Exercise aim: Your reply must contain the full listing below, reproduced exactly, but no pictures.

----- Task input -----

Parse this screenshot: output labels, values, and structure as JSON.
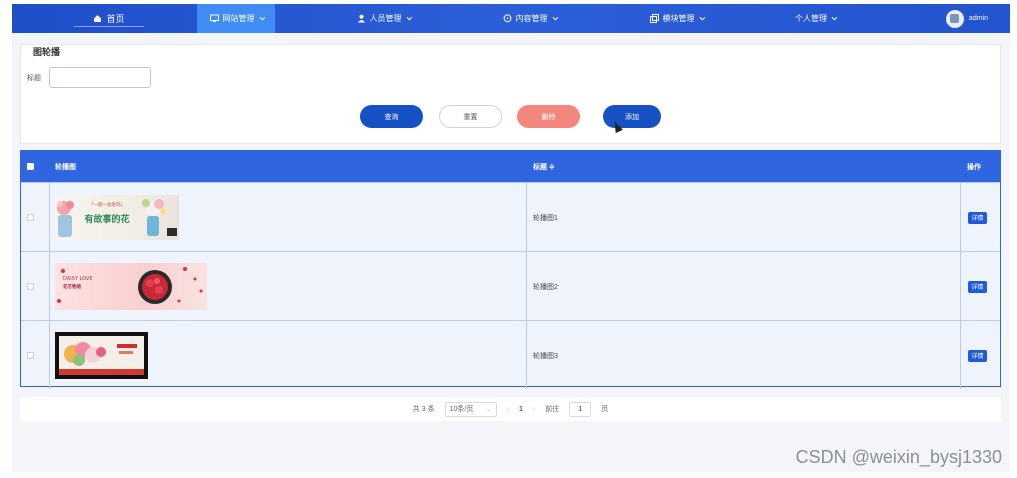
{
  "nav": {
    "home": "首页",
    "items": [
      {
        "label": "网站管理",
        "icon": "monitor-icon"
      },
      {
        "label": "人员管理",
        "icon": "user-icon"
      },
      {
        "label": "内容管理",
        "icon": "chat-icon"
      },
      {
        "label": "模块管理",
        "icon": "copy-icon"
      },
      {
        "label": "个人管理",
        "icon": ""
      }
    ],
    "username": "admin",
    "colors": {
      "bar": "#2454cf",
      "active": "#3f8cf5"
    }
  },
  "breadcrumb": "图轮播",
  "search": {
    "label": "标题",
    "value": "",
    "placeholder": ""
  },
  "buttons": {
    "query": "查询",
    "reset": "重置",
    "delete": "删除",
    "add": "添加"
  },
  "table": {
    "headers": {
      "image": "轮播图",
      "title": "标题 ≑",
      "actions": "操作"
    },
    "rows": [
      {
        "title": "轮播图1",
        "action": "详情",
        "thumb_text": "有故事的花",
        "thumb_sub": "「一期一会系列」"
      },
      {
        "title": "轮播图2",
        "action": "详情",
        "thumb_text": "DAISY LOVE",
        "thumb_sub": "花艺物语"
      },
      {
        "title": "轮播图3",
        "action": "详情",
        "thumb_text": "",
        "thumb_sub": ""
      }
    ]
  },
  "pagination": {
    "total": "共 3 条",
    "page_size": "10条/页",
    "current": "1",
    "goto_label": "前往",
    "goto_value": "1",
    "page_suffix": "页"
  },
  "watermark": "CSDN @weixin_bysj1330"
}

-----

Result below:
Parse this screenshot: output labels, values, and structure as JSON.
{
  "nav": {
    "home": "首页",
    "items": [
      {
        "label": "网站管理",
        "icon": "monitor-icon"
      },
      {
        "label": "人员管理",
        "icon": "user-icon"
      },
      {
        "label": "内容管理",
        "icon": "chat-icon"
      },
      {
        "label": "模块管理",
        "icon": "copy-icon"
      },
      {
        "label": "个人管理",
        "icon": ""
      }
    ],
    "username": "admin",
    "colors": {
      "bar": "#2454cf",
      "active": "#3f8cf5"
    }
  },
  "breadcrumb": "图轮播",
  "search": {
    "label": "标题",
    "value": "",
    "placeholder": ""
  },
  "buttons": {
    "query": "查询",
    "reset": "重置",
    "delete": "删除",
    "add": "添加"
  },
  "table": {
    "headers": {
      "image": "轮播图",
      "title": "标题 ≑",
      "actions": "操作"
    },
    "rows": [
      {
        "title": "轮播图1",
        "action": "详情",
        "thumb_text": "有故事的花",
        "thumb_sub": "「一期一会系列」"
      },
      {
        "title": "轮播图2",
        "action": "详情",
        "thumb_text": "DAISY LOVE",
        "thumb_sub": "花艺物语"
      },
      {
        "title": "轮播图3",
        "action": "详情",
        "thumb_text": "",
        "thumb_sub": ""
      }
    ]
  },
  "pagination": {
    "total": "共 3 条",
    "page_size": "10条/页",
    "current": "1",
    "goto_label": "前往",
    "goto_value": "1",
    "page_suffix": "页"
  },
  "watermark": "CSDN @weixin_bysj1330"
}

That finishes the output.